### RECORDS PROVIDED ###

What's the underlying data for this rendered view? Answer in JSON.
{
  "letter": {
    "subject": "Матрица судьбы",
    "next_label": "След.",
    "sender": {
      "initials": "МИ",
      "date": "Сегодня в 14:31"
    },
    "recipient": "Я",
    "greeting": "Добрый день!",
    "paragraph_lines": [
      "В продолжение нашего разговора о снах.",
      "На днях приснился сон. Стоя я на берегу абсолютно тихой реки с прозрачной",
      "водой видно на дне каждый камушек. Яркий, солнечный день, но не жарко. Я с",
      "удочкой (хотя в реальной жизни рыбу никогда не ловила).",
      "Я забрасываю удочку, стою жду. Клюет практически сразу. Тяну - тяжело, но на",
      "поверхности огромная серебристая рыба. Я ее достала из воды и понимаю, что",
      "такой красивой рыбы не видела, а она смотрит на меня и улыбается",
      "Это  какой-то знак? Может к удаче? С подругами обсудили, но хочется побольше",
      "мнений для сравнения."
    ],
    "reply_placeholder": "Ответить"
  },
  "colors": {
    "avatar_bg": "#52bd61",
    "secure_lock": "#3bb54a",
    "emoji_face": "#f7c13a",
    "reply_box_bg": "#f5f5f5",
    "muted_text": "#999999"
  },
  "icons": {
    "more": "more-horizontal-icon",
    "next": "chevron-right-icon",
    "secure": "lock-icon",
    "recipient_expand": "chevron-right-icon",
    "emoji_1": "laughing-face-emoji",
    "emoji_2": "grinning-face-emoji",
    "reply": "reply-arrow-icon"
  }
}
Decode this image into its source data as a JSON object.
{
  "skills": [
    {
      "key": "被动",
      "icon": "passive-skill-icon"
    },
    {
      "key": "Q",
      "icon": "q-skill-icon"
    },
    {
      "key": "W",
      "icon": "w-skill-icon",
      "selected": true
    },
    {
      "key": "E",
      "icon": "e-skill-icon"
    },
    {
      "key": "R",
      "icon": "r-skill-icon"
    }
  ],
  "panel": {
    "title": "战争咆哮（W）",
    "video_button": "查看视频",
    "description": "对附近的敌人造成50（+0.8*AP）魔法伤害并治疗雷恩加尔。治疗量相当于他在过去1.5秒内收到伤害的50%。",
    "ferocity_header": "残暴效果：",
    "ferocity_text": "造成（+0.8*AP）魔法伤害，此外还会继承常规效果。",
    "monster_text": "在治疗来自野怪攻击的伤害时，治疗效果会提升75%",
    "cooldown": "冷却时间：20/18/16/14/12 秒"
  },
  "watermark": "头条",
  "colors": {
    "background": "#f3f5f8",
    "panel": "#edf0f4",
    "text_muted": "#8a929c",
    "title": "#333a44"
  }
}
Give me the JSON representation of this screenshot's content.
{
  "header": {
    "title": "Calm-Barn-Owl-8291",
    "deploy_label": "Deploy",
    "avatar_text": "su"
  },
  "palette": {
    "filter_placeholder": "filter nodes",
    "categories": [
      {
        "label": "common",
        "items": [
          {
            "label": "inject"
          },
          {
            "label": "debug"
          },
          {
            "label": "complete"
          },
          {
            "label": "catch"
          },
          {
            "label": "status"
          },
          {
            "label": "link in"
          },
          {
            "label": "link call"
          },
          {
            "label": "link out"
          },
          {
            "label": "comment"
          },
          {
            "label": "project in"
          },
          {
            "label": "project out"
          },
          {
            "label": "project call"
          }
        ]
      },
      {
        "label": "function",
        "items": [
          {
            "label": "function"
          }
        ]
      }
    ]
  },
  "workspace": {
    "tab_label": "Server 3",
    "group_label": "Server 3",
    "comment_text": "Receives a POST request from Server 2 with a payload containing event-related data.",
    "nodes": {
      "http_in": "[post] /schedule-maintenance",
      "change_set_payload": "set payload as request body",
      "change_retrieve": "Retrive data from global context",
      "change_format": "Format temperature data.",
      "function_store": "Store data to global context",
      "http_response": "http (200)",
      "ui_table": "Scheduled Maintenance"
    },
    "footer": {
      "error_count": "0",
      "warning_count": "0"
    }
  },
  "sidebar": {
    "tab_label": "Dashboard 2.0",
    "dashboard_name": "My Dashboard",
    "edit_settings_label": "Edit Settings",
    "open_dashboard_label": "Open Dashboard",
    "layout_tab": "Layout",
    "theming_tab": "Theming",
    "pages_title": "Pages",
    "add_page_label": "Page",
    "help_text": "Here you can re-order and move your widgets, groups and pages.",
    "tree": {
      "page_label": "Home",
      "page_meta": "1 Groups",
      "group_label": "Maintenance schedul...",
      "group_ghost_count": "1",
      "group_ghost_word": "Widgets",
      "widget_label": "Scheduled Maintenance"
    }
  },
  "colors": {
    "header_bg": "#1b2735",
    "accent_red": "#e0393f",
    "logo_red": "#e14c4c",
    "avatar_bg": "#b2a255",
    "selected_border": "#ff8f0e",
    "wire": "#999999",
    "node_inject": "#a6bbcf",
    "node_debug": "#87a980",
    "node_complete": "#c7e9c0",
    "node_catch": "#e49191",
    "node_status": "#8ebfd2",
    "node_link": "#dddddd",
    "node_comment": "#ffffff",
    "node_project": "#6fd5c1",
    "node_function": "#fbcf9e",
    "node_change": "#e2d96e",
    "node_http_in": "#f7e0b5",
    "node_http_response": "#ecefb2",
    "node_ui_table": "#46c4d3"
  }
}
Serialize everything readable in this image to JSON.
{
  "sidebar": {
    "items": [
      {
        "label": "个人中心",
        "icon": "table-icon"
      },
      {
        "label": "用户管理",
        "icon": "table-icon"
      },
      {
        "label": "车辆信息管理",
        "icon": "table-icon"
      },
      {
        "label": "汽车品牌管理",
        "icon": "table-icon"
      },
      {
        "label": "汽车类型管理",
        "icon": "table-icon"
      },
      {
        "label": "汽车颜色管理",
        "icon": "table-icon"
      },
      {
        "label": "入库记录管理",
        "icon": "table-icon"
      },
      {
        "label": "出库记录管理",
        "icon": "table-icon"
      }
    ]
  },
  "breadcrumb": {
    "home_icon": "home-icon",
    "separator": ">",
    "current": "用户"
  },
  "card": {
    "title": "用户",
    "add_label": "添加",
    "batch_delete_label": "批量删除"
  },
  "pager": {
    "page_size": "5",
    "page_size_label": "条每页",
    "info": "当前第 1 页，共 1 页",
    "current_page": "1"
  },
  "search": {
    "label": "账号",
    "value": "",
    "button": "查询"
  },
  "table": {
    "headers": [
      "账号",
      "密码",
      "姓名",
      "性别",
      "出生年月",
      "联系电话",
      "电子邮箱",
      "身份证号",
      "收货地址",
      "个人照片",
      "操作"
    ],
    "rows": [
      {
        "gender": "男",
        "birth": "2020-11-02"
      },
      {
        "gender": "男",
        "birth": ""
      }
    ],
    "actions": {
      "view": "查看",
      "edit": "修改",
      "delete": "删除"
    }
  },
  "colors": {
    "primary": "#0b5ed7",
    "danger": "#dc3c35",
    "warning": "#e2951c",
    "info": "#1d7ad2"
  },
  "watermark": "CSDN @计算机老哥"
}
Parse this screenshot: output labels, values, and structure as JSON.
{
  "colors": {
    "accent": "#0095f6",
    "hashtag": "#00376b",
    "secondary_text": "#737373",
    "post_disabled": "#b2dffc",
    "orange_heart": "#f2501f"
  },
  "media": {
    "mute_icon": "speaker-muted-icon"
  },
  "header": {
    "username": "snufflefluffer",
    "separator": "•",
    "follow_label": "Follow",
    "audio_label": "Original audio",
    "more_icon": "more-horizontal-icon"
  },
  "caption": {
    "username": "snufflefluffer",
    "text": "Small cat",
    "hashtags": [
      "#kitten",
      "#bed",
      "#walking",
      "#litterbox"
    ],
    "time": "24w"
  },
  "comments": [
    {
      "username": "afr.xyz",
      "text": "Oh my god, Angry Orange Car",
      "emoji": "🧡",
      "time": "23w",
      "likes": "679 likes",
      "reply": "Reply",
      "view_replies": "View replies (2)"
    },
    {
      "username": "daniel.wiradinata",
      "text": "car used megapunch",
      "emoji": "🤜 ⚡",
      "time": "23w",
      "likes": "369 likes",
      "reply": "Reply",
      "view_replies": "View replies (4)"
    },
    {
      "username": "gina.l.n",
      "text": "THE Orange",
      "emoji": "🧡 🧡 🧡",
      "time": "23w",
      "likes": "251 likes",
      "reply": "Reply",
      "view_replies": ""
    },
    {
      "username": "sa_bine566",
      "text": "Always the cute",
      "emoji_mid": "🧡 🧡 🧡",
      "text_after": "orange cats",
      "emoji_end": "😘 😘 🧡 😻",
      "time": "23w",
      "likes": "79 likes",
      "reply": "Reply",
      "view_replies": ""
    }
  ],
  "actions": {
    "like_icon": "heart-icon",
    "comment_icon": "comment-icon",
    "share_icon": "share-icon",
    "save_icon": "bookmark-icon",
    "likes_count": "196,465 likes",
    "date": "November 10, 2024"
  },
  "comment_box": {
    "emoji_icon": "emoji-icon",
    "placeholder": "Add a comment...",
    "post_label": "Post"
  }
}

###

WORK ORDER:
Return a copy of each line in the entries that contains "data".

RESULT FOR THIS TASK:
What's the underlying data for this rendered view? Answer in JSON.
Decode this image into its source data as a JSON object.
    "comment_text": "Receives a POST request from Server 2 with a payload containing event-related data.",
      "change_retrieve": "Retrive data from global context",
      "change_format": "Format temperature data.",
      "function_store": "Store data to global context",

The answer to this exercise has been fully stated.